**Exercise details**
Return copies of the lines below that mention "this".

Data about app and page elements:
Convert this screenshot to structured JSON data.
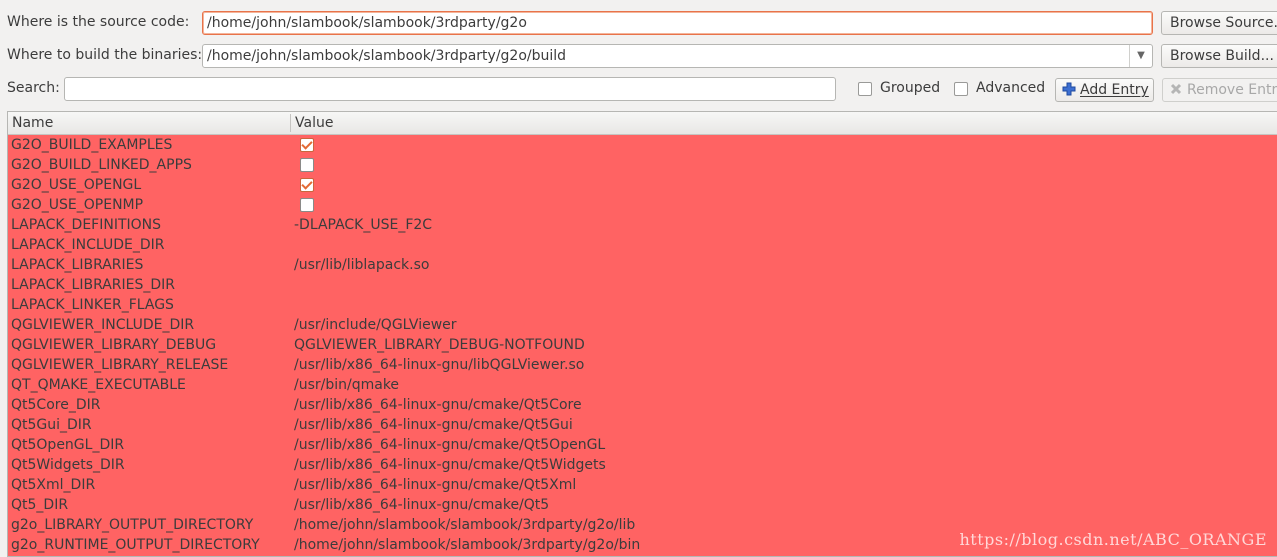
{
  "source": {
    "label": "Where is the source code:",
    "value": "/home/john/slambook/slambook/3rdparty/g2o",
    "button": "Browse Source..."
  },
  "build": {
    "label": "Where to build the binaries:",
    "value": "/home/john/slambook/slambook/3rdparty/g2o/build",
    "button": "Browse Build..."
  },
  "search": {
    "label": "Search:",
    "value": ""
  },
  "options": {
    "grouped": "Grouped",
    "advanced": "Advanced",
    "add_entry": "Add Entry",
    "remove_entry": "Remove Entry"
  },
  "table": {
    "headers": [
      "Name",
      "Value"
    ],
    "highlight_color": "#ff6363",
    "rows": [
      {
        "name": "G2O_BUILD_EXAMPLES",
        "type": "bool",
        "checked": true,
        "value": ""
      },
      {
        "name": "G2O_BUILD_LINKED_APPS",
        "type": "bool",
        "checked": false,
        "value": ""
      },
      {
        "name": "G2O_USE_OPENGL",
        "type": "bool",
        "checked": true,
        "value": ""
      },
      {
        "name": "G2O_USE_OPENMP",
        "type": "bool",
        "checked": false,
        "value": ""
      },
      {
        "name": "LAPACK_DEFINITIONS",
        "type": "text",
        "value": "-DLAPACK_USE_F2C"
      },
      {
        "name": "LAPACK_INCLUDE_DIR",
        "type": "text",
        "value": ""
      },
      {
        "name": "LAPACK_LIBRARIES",
        "type": "text",
        "value": "/usr/lib/liblapack.so"
      },
      {
        "name": "LAPACK_LIBRARIES_DIR",
        "type": "text",
        "value": ""
      },
      {
        "name": "LAPACK_LINKER_FLAGS",
        "type": "text",
        "value": ""
      },
      {
        "name": "QGLVIEWER_INCLUDE_DIR",
        "type": "text",
        "value": "/usr/include/QGLViewer"
      },
      {
        "name": "QGLVIEWER_LIBRARY_DEBUG",
        "type": "text",
        "value": "QGLVIEWER_LIBRARY_DEBUG-NOTFOUND"
      },
      {
        "name": "QGLVIEWER_LIBRARY_RELEASE",
        "type": "text",
        "value": "/usr/lib/x86_64-linux-gnu/libQGLViewer.so"
      },
      {
        "name": "QT_QMAKE_EXECUTABLE",
        "type": "text",
        "value": "/usr/bin/qmake"
      },
      {
        "name": "Qt5Core_DIR",
        "type": "text",
        "value": "/usr/lib/x86_64-linux-gnu/cmake/Qt5Core"
      },
      {
        "name": "Qt5Gui_DIR",
        "type": "text",
        "value": "/usr/lib/x86_64-linux-gnu/cmake/Qt5Gui"
      },
      {
        "name": "Qt5OpenGL_DIR",
        "type": "text",
        "value": "/usr/lib/x86_64-linux-gnu/cmake/Qt5OpenGL"
      },
      {
        "name": "Qt5Widgets_DIR",
        "type": "text",
        "value": "/usr/lib/x86_64-linux-gnu/cmake/Qt5Widgets"
      },
      {
        "name": "Qt5Xml_DIR",
        "type": "text",
        "value": "/usr/lib/x86_64-linux-gnu/cmake/Qt5Xml"
      },
      {
        "name": "Qt5_DIR",
        "type": "text",
        "value": "/usr/lib/x86_64-linux-gnu/cmake/Qt5"
      },
      {
        "name": "g2o_LIBRARY_OUTPUT_DIRECTORY",
        "type": "text",
        "value": "/home/john/slambook/slambook/3rdparty/g2o/lib"
      },
      {
        "name": "g2o_RUNTIME_OUTPUT_DIRECTORY",
        "type": "text",
        "value": "/home/john/slambook/slambook/3rdparty/g2o/bin"
      }
    ]
  },
  "watermark": "https://blog.csdn.net/ABC_ORANGE"
}
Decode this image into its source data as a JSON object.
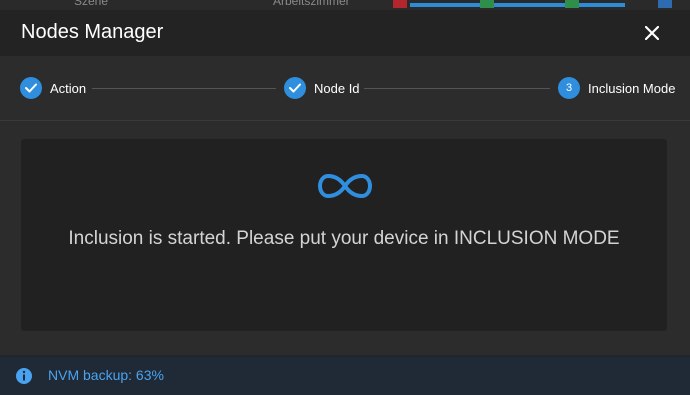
{
  "background": {
    "items": [
      "Szene",
      "Arbeitszimmer"
    ]
  },
  "dialog": {
    "title": "Nodes Manager",
    "close_icon": "close-icon"
  },
  "stepper": {
    "steps": [
      {
        "label": "Action",
        "state": "completed",
        "icon": "check-icon"
      },
      {
        "label": "Node Id",
        "state": "completed",
        "icon": "check-icon"
      },
      {
        "label": "Inclusion Mode",
        "state": "active",
        "number": "3"
      }
    ]
  },
  "content": {
    "icon": "infinity-icon",
    "message": "Inclusion is started. Please put your device in INCLUSION MODE"
  },
  "status": {
    "icon": "info-icon",
    "text": "NVM backup: 63%"
  },
  "colors": {
    "accent": "#2f8fde",
    "dialog_bg": "#2c2c2c",
    "header_bg": "#232323",
    "content_bg": "#212121",
    "status_bg": "#1f2a36",
    "status_text": "#4aa3f0"
  }
}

**Written reply**
Convert this screenshot to structured JSON data.
Decode this image into its source data as a JSON object.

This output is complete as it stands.